because this "if" statement allows us
to take decisions.
In this particular case
we basically ask Arduino
if (the switchState == LOW)
do something.
So in this case, we used
curly brackets to group
lines of code together.
You can see that
"if" statement
is followed by a question,
a condition that needs to be verified.
and then the curly brackets
specify which lines of code
need to be executed
when the condition is true.
In this case, switchState == LOW;
basically says if the button
is not pressed,
and then we follow that
with a series of digitalWrite()
statements that are used to
turn on and off the LEDs
and to implement this particular
blinking behavior.
After that we have a
delay of 250 milliseconds
followed by a short blink cycle
that happens on the other red LEDs.
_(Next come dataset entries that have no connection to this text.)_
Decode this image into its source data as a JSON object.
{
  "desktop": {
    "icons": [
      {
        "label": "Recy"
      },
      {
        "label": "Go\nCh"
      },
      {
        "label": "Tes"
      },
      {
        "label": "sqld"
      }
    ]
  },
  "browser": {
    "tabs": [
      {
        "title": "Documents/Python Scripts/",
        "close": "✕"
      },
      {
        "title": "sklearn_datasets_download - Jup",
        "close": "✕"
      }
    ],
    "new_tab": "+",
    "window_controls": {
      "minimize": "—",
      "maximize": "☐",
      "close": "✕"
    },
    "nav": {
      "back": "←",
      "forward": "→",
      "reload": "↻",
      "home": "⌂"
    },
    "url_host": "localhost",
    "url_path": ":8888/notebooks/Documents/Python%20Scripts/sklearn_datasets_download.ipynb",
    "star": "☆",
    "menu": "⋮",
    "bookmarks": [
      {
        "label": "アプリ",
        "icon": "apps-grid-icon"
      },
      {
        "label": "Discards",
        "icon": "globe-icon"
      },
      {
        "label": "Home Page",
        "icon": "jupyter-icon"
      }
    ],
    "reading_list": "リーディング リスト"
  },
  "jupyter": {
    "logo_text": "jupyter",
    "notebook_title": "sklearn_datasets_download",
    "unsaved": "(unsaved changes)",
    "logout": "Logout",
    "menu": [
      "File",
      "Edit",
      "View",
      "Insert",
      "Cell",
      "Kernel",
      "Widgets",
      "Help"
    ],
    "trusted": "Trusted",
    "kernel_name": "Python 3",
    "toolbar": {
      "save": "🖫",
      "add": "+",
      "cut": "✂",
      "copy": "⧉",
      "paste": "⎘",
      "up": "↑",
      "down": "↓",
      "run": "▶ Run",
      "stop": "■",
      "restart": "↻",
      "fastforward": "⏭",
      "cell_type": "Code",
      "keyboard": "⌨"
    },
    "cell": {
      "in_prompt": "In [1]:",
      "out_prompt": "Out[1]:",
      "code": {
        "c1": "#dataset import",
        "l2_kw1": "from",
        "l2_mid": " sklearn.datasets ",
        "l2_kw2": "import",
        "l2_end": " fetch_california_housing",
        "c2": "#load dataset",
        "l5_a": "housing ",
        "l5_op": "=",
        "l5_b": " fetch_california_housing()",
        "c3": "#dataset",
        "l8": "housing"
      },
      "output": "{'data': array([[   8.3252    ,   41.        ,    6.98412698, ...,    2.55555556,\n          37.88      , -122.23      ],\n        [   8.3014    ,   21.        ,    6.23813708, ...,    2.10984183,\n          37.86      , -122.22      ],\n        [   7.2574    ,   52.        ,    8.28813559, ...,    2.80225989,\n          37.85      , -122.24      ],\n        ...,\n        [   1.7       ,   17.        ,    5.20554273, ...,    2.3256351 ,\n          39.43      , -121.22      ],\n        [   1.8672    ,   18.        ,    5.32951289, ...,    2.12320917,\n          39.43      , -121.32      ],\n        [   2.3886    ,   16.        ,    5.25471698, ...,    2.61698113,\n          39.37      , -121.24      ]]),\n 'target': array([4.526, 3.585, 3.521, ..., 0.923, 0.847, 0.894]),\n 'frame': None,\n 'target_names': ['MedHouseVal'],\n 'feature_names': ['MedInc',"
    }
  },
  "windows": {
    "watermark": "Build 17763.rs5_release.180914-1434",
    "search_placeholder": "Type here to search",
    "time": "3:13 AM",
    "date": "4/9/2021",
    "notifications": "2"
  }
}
The instructions that you see
in this section
of the "if" statement
are used to implement this
blinking behavior that you see here.
there is a statement called "else".
Else is a statement that allows
you to basically create a fork
in the road in your Arduino code.
With "if" you can say
if something is true, execute this
piece of code. And else says
if that condition is
not true, then execute
this other piece of code.
So you can have two different
paths of your code that get executed
depending on the condition,
if that condition is true or false.
In this case, when the button is pressed
then we use two digitalWrite()
to turn off the red LEDs.
And we use one
digitalWrite(greenLed, HIGH)
to turn on the green or yellow LED
like we have here.
So if I press the button, the LED
turns on. If I release the button,
the LEDs are blinking.

So this is all the code
that we need in order to
implement this behavior.
I want to remind you that the code
that's inside the loop

statement will be executed over and over.
so as you can see
the blinking pattern is executed.
Arduino reads the input,
checks if it's true or false.
So depending on that it decides which
behavior to implement
and then loops back
from the beginning.

That's all for today.
I hope you enjoyed the tutorial.
And remember: build it,
hack it, share it,
because Arduino is you!